Pathways for the Garden State is a practical handbook about how to plan bikeways and walkways. It’s intended not only for environmental commissions but also for other local groups, including park and recreation departments, planning boards and citizen associations.
The planning process often begins with drawing lines on a map, planning routes over existing streets and sidewalks to connect community focal points. Sometimes this means designing new walking paths or bicycle routes. Frequently it means retrofitting existing paths, sidewalks and roadways to make them safer and more attractive for walkers and bikers.
Greenways—linear corridors of preserved undeveloped land, and the trails they encompass— can be prime locations for recreational walking or biking in a community.
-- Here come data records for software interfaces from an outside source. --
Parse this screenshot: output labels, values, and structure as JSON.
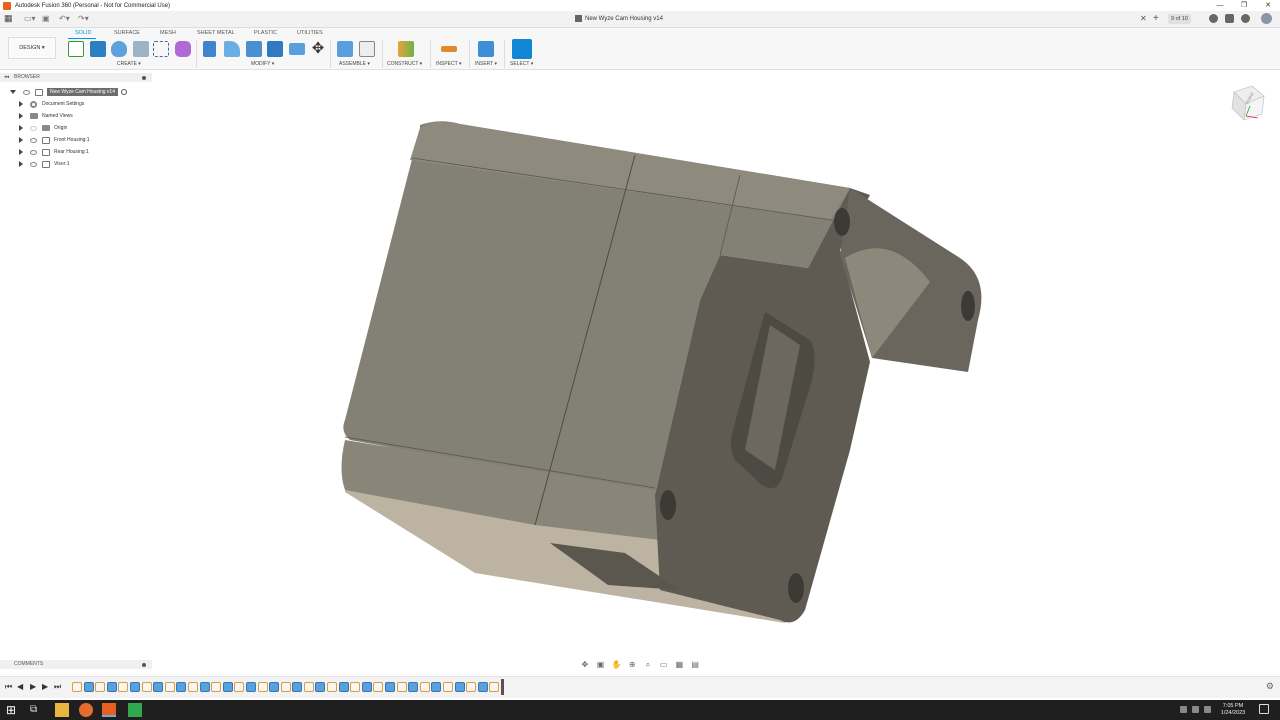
{
  "window": {
    "title": "Autodesk Fusion 360 (Personal - Not for Commercial Use)",
    "minimize": "—",
    "maximize": "❐",
    "close": "✕"
  },
  "quick_access": {
    "document_title": "New Wyze Cam Housing v14",
    "jobs": "9 of 10",
    "undo_icon": "undo-icon",
    "redo_icon": "redo-icon"
  },
  "workspace": {
    "label": "DESIGN ▾"
  },
  "tabs": [
    "SOLID",
    "SURFACE",
    "MESH",
    "SHEET METAL",
    "PLASTIC",
    "UTILITIES"
  ],
  "tool_groups": {
    "create": "CREATE ▾",
    "modify": "MODIFY ▾",
    "assemble": "ASSEMBLE ▾",
    "construct": "CONSTRUCT ▾",
    "inspect": "INSPECT ▾",
    "insert": "INSERT ▾",
    "select": "SELECT ▾"
  },
  "browser": {
    "header": "BROWSER",
    "root": "New Wyze Cam Housing v14",
    "items": [
      {
        "label": "Document Settings",
        "icon": "gear-icon"
      },
      {
        "label": "Named Views",
        "icon": "folder-icon"
      },
      {
        "label": "Origin",
        "icon": "folder-icon"
      },
      {
        "label": "Front Housing:1",
        "icon": "component-icon"
      },
      {
        "label": "Rear Housing:1",
        "icon": "component-icon"
      },
      {
        "label": "Visor:1",
        "icon": "component-icon"
      }
    ]
  },
  "viewcube": {
    "face_label": "RIGHT"
  },
  "comments": {
    "header": "COMMENTS"
  },
  "timeline": {
    "feature_count": 37
  },
  "taskbar": {
    "time": "7:05 PM",
    "date": "1/24/2023"
  },
  "colors": {
    "accent": "#0696d7",
    "model_top": "#8a857a",
    "model_side": "#7a7569",
    "model_bottom": "#bdb3a2",
    "model_dark": "#5e5a52"
  }
}
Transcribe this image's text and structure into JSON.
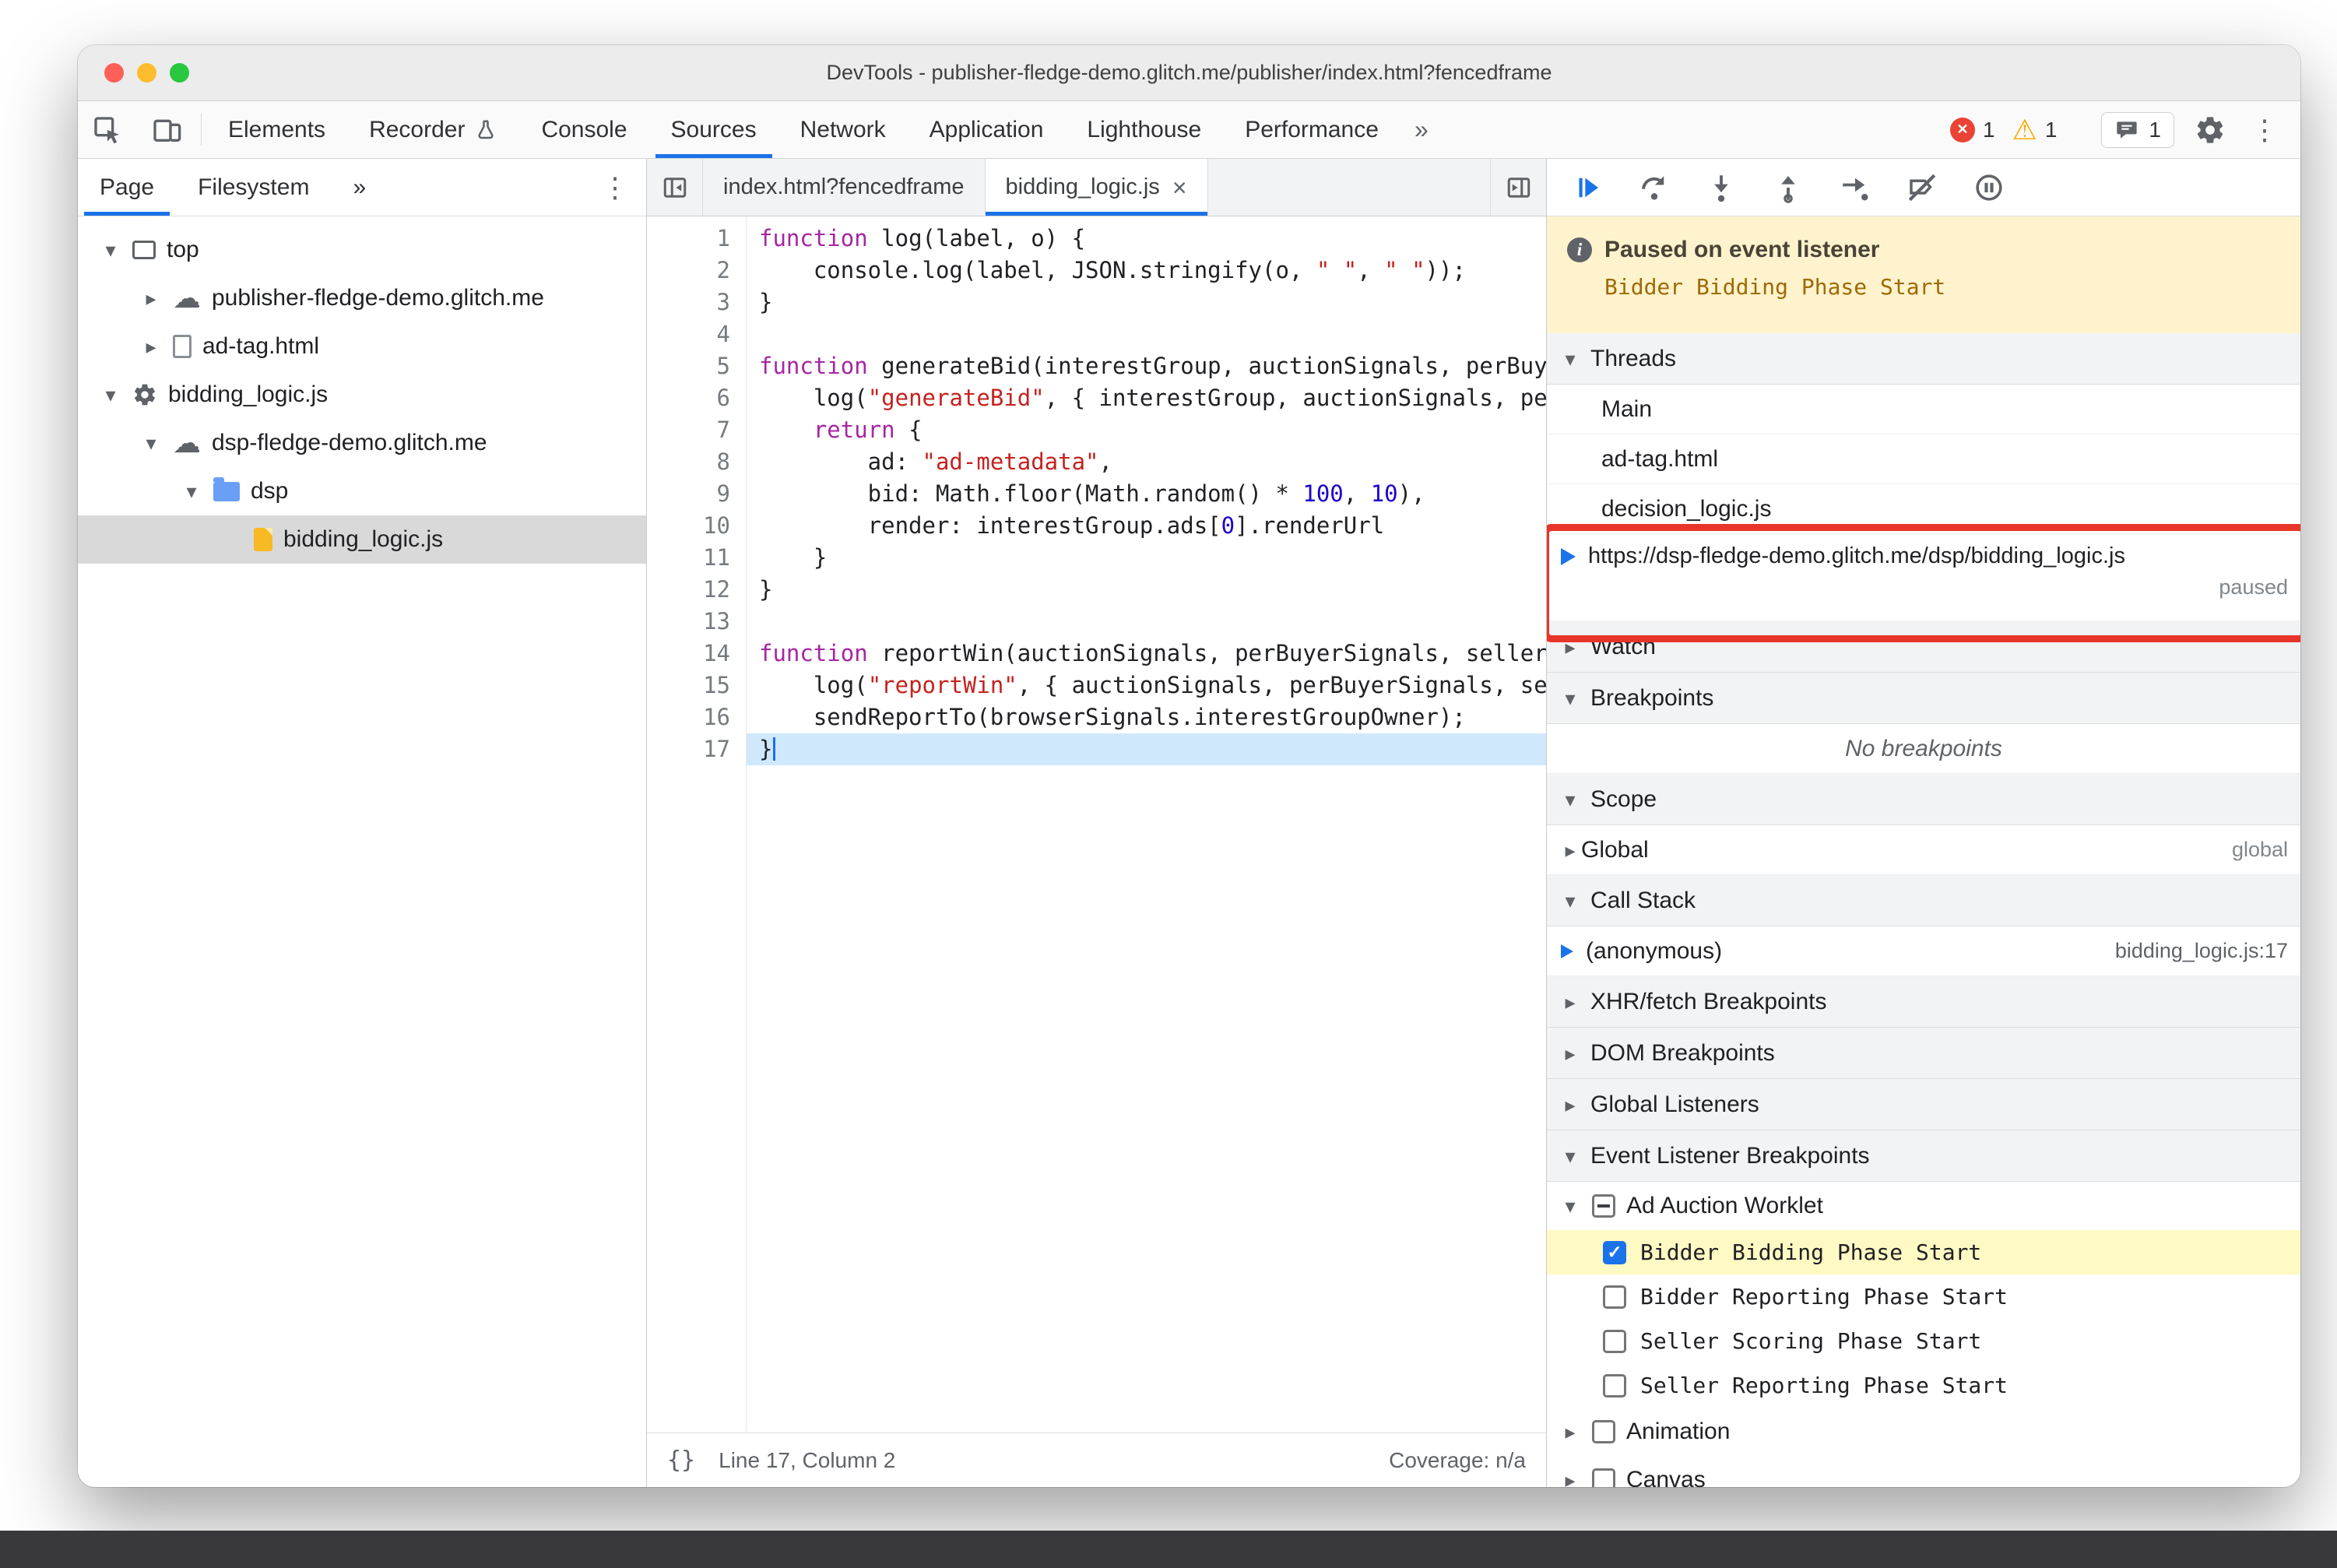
{
  "window": {
    "title": "DevTools - publisher-fledge-demo.glitch.me/publisher/index.html?fencedframe"
  },
  "icons": {
    "overflow_chevron": "»",
    "kebab_menu": "⋮"
  },
  "toolbar": {
    "tabs": [
      "Elements",
      "Recorder",
      "Console",
      "Sources",
      "Network",
      "Application",
      "Lighthouse",
      "Performance"
    ],
    "error_count": "1",
    "warning_count": "1",
    "message_count": "1"
  },
  "sidebar": {
    "tabs": {
      "page": "Page",
      "filesystem": "Filesystem"
    },
    "tree": [
      {
        "label": "top"
      },
      {
        "label": "publisher-fledge-demo.glitch.me"
      },
      {
        "label": "ad-tag.html"
      },
      {
        "label": "bidding_logic.js"
      },
      {
        "label": "dsp-fledge-demo.glitch.me"
      },
      {
        "label": "dsp"
      },
      {
        "label": "bidding_logic.js"
      }
    ]
  },
  "editor": {
    "tabs": [
      {
        "label": "index.html?fencedframe"
      },
      {
        "label": "bidding_logic.js"
      }
    ],
    "status": {
      "pretty": "{}",
      "line_col": "Line 17, Column 2",
      "coverage": "Coverage: n/a"
    },
    "code": {
      "active_line": 17,
      "lines": [
        [
          {
            "t": "function",
            "c": "kw"
          },
          {
            "t": " log(label, o) {",
            "c": "pl"
          }
        ],
        [
          {
            "t": "    console.log(label, JSON.stringify(o, ",
            "c": "pl"
          },
          {
            "t": "\" \"",
            "c": "str"
          },
          {
            "t": ", ",
            "c": "pl"
          },
          {
            "t": "\" \"",
            "c": "str"
          },
          {
            "t": "));",
            "c": "pl"
          }
        ],
        [
          {
            "t": "}",
            "c": "pl"
          }
        ],
        [],
        [
          {
            "t": "function",
            "c": "kw"
          },
          {
            "t": " generateBid(interestGroup, auctionSignals, perBuyerSignals, trustedBiddingSignals, browserSignals) {",
            "c": "pl"
          }
        ],
        [
          {
            "t": "    log(",
            "c": "pl"
          },
          {
            "t": "\"generateBid\"",
            "c": "str"
          },
          {
            "t": ", { interestGroup, auctionSignals, perBuyerSignals, trustedBiddingSignals, browserSignals });",
            "c": "pl"
          }
        ],
        [
          {
            "t": "    ",
            "c": "pl"
          },
          {
            "t": "return",
            "c": "kw"
          },
          {
            "t": " {",
            "c": "pl"
          }
        ],
        [
          {
            "t": "        ad: ",
            "c": "pl"
          },
          {
            "t": "\"ad-metadata\"",
            "c": "str"
          },
          {
            "t": ",",
            "c": "pl"
          }
        ],
        [
          {
            "t": "        bid: Math.floor(Math.random() * ",
            "c": "pl"
          },
          {
            "t": "100",
            "c": "num"
          },
          {
            "t": ", ",
            "c": "pl"
          },
          {
            "t": "10",
            "c": "num"
          },
          {
            "t": "),",
            "c": "pl"
          }
        ],
        [
          {
            "t": "        render: interestGroup.ads[",
            "c": "pl"
          },
          {
            "t": "0",
            "c": "num"
          },
          {
            "t": "].renderUrl",
            "c": "pl"
          }
        ],
        [
          {
            "t": "    }",
            "c": "pl"
          }
        ],
        [
          {
            "t": "}",
            "c": "pl"
          }
        ],
        [],
        [
          {
            "t": "function",
            "c": "kw"
          },
          {
            "t": " reportWin(auctionSignals, perBuyerSignals, sellerSignals, browserSignals) {",
            "c": "pl"
          }
        ],
        [
          {
            "t": "    log(",
            "c": "pl"
          },
          {
            "t": "\"reportWin\"",
            "c": "str"
          },
          {
            "t": ", { auctionSignals, perBuyerSignals, sellerSignals, browserSignals });",
            "c": "pl"
          }
        ],
        [
          {
            "t": "    sendReportTo(browserSignals.interestGroupOwner);",
            "c": "pl"
          }
        ],
        [
          {
            "t": "}",
            "c": "pl"
          }
        ]
      ]
    }
  },
  "debugger": {
    "paused_banner": {
      "title": "Paused on event listener",
      "detail": "Bidder Bidding Phase Start"
    },
    "threads": {
      "title": "Threads",
      "items": [
        "Main",
        "ad-tag.html",
        "decision_logic.js"
      ],
      "active": {
        "url": "https://dsp-fledge-demo.glitch.me/dsp/bidding_logic.js",
        "status": "paused"
      }
    },
    "watch": {
      "title": "Watch"
    },
    "breakpoints": {
      "title": "Breakpoints",
      "empty": "No breakpoints"
    },
    "scope": {
      "title": "Scope",
      "row": {
        "label": "Global",
        "value": "global"
      }
    },
    "call_stack": {
      "title": "Call Stack",
      "row": {
        "label": "(anonymous)",
        "location": "bidding_logic.js:17"
      }
    },
    "xhr": {
      "title": "XHR/fetch Breakpoints"
    },
    "dom": {
      "title": "DOM Breakpoints"
    },
    "global_listeners": {
      "title": "Global Listeners"
    },
    "elb": {
      "title": "Event Listener Breakpoints",
      "category": {
        "label": "Ad Auction Worklet"
      },
      "events": [
        {
          "label": "Bidder Bidding Phase Start",
          "checked": true,
          "highlighted": true
        },
        {
          "label": "Bidder Reporting Phase Start",
          "checked": false
        },
        {
          "label": "Seller Scoring Phase Start",
          "checked": false
        },
        {
          "label": "Seller Reporting Phase Start",
          "checked": false
        }
      ],
      "more_categories": [
        {
          "label": "Animation"
        },
        {
          "label": "Canvas"
        }
      ]
    }
  }
}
In 1989, ANJEC published Keeping Our Garden State Green: A Local Government Guide for Greenway and Open Space Planning. As a reference and guide for making communities more “walkable” and “bikeable,” Pathways is an adaptive reuse of techniques and resources found in that earlier publication.
Many New Jersey communities have been able to plan and begin implementing new greenways, often using funds from special local municipal open space tax levies. Municipalities have created some of these greenways to protect sensitive environmental areas, but in most cases, these linear parks can incorporate opportunities for active recreation.
To ease traffic congestion, combat air pollution and improve public health, New Jersey needs more people to walk and ride bicycles more regularly. People can walk and bike not only on recreational greenways but also on roads and streets that will take them to work, school, the library, the market, the post office, or town hall. To accomplish this, we need to find ways to make our communities friendlier to walkers and bikers and to improve safety. We can start by renovating or modifying the existing infrastructure, such as altering roadways to slow and even diminish the volume of traffic, and to accommodate bicycle lanes. We can begin with simple steps: providing bike racks, benches, better lighting and signage and pedestrian-oriented plazas.
As pioneers and veterans of the greenway movement, environmental commissions are well positioned to take the initiative to restore safe streets and create walk/bike opportunities in their communities.
The environmental commission has both the legal authority and the responsibility for taking part in the site plan review process. The enabling legislation states that an environmental commission has responsibility for “the protection, development or use of natural resources, including water resources, located within its territorial limits” and if a municipality has an Environmental Resource Inventory (ERI) or Natural Resource Inventory (NRI) then a copy of every application for development must be submitted to the EC for review. In addition, the Municipal Land Use Law requires that a member of the environmental commission be a member of the planning board. More information about Site Plan review can be found here or in the ANJEC Commissioners handbook.